A small Scottish community has begun the fight to hold on to its share of compensation from a nearby wind farm.
By Sandy Murray
People in the village of Forth in South Lanarkshire have demanded guarantees that the money will benefit the community closest to the development.
South Lanarkshire Council has proposed to administer most of the compensation payments through one of its committees.
The wind farm will start generating power next year
It says that arrangement would be more efficient than setting up an independent local trust fund.
The wind generation plans for Black Law, near Forth, will involve the construction of up to 62 turbines.
With an output of 143MW, the development has been designed as one of the largest in the UK.
Costing £130m, the Black Law wind farm is intended to start generating power in the spring of next year.
ScottishPower, which is behind the plan, is expected to make regular payments for the benefit of the local community, totalling about £100,000 per year.

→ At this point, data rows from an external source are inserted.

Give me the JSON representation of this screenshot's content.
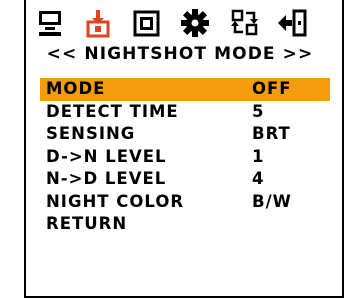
{
  "icons": [
    "monitor-icon",
    "camera-export-icon",
    "picture-in-picture-icon",
    "gear-icon",
    "swap-icon",
    "exit-icon"
  ],
  "menu": {
    "title": "<< NIGHTSHOT MODE >>",
    "accent_color": "#f39c0e",
    "items": [
      {
        "label": "MODE",
        "value": "OFF",
        "selected": true
      },
      {
        "label": "DETECT TIME",
        "value": "5"
      },
      {
        "label": "SENSING",
        "value": "BRT"
      },
      {
        "label": "D->N LEVEL",
        "value": "1"
      },
      {
        "label": "N->D LEVEL",
        "value": "4"
      },
      {
        "label": "NIGHT COLOR",
        "value": "B/W"
      },
      {
        "label": "RETURN",
        "value": ""
      }
    ]
  }
}
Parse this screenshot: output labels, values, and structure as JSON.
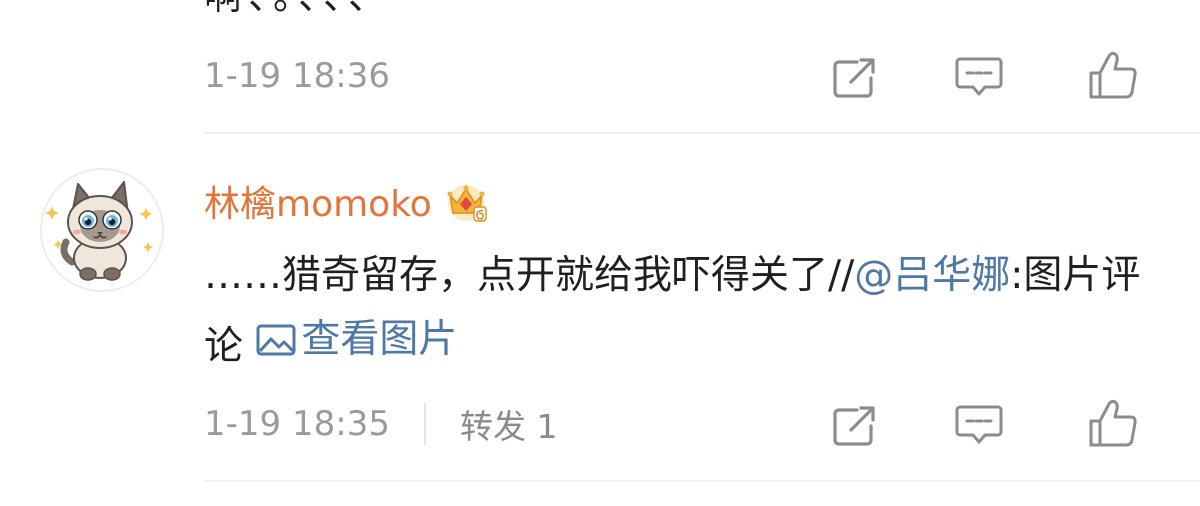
{
  "comment_above": {
    "visible_text_fragment": "啊、。、、、",
    "timestamp": "1-19 18:36",
    "actions": {
      "repost_icon": "share-square-icon",
      "reply_icon": "comment-bubble-icon",
      "like_icon": "thumbs-up-icon"
    }
  },
  "comment": {
    "username": "林檎momoko",
    "badge": "crown-vip-badge-icon",
    "text_before_mention": "……猎奇留存，点开就给我吓得关了//",
    "mention": "@吕华娜",
    "text_after_mention": ":图片评论 ",
    "view_picture_label": "查看图片",
    "timestamp": "1-19 18:35",
    "repost_label": "转发 1",
    "actions": {
      "repost_icon": "share-square-icon",
      "reply_icon": "comment-bubble-icon",
      "like_icon": "thumbs-up-icon"
    }
  },
  "colors": {
    "username": "#e3743a",
    "link": "#4e78a8",
    "meta_gray": "#9a9a9a",
    "icon_gray": "#8c8c8c",
    "divider": "#efefef"
  }
}
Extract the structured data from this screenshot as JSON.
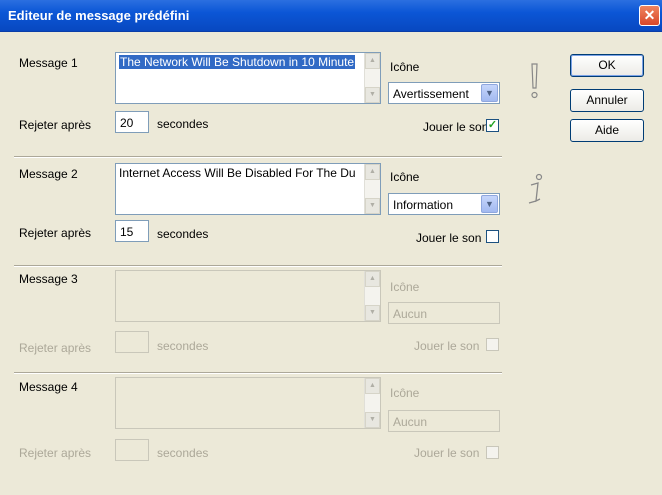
{
  "window": {
    "title": "Editeur de message prédéfini"
  },
  "buttons": {
    "ok": "OK",
    "cancel": "Annuler",
    "help": "Aide"
  },
  "labels": {
    "icon": "Icône",
    "reject_after": "Rejeter après",
    "seconds": "secondes",
    "play_sound": "Jouer le son"
  },
  "messages": [
    {
      "label": "Message 1",
      "text": "The Network Will Be Shutdown in 10 Minute",
      "seconds": "20",
      "icon": "Avertissement",
      "sound": true,
      "enabled": true,
      "icon_glyph": "exclamation-icon"
    },
    {
      "label": "Message 2",
      "text": "Internet Access Will Be Disabled For The Du",
      "seconds": "15",
      "icon": "Information",
      "sound": false,
      "enabled": true,
      "icon_glyph": "information-icon"
    },
    {
      "label": "Message 3",
      "text": "",
      "seconds": "",
      "icon": "Aucun",
      "sound": false,
      "enabled": false
    },
    {
      "label": "Message 4",
      "text": "",
      "seconds": "",
      "icon": "Aucun",
      "sound": false,
      "enabled": false
    }
  ]
}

As one of the largest onshore wind farm developments to date, more money is at stake than ever before.
Compensation for other wind farm projects in Scotland has been administered by independent local trusts.
Campaigners in Forth said they believe such an arrangement would ensure that most of the money is spent locally.
Many of them have felt aggrieved that their community has received little in return for other environmental blights on their landscape, such as open-cast coal mines.
Local residents have organised themselves into the Forth and District Initiative Group to win a larger share of the Black Law compensation.
Their supporters have stressed that the principle of constructing the wind turbines is not an issue.
Rena Whyte, the group's secretary, said: "There has been no opposition as such in the community to the wind farm.
"The wind farm is on an old open-cast site - it is in many ways a benefit that ScottishPower have taken on putting that land into proper use."
Muriel Griffin, a former community councillor, said there were no shortage of local projects which needed funding.
"We have quite a lot of ideas where we could spend the money... and good ideas," she explained.
"There's a lot of different things the money could be spent on, our recreation park for a kick off.
"Forth could do with a lot of money to bring it up to scratch."
South Lanarkshire Council has said that a single stand-alone fund, administered by the council, would have a number of advantages over an independent trust.
"Such a fund would be able to increase the level of funding available by utilising existing staff and mechanisms," said a spokeswoman.
"It could also be used to access additional funding possibilities so as to boost the level of community benefit still further."
The council's plan is to ringfence 30% of the money paid by ScottishPower for small community grant payments in the local area.
The balance of the fund will be used to cover general projects within 10km of the boundary of the wind farm site.
The council has claimed that there is no reason why all of the money will not be spent in the Forth area, provided that there are sufficient appropriate projects to take advantage of the 70% balance in the fund.
But the local authority appears to have much to do to rebuild the trust of local people.
"Why should we believe what they're saying?" asks Rena Whyte.
"They're saying to us that if we have suitable projects (they will receive funding) but they have never consulted us to see if we have projects.
"In a recent meeting the council's chief executive said 'we need to consult with our communities' so why then are they not doing that?"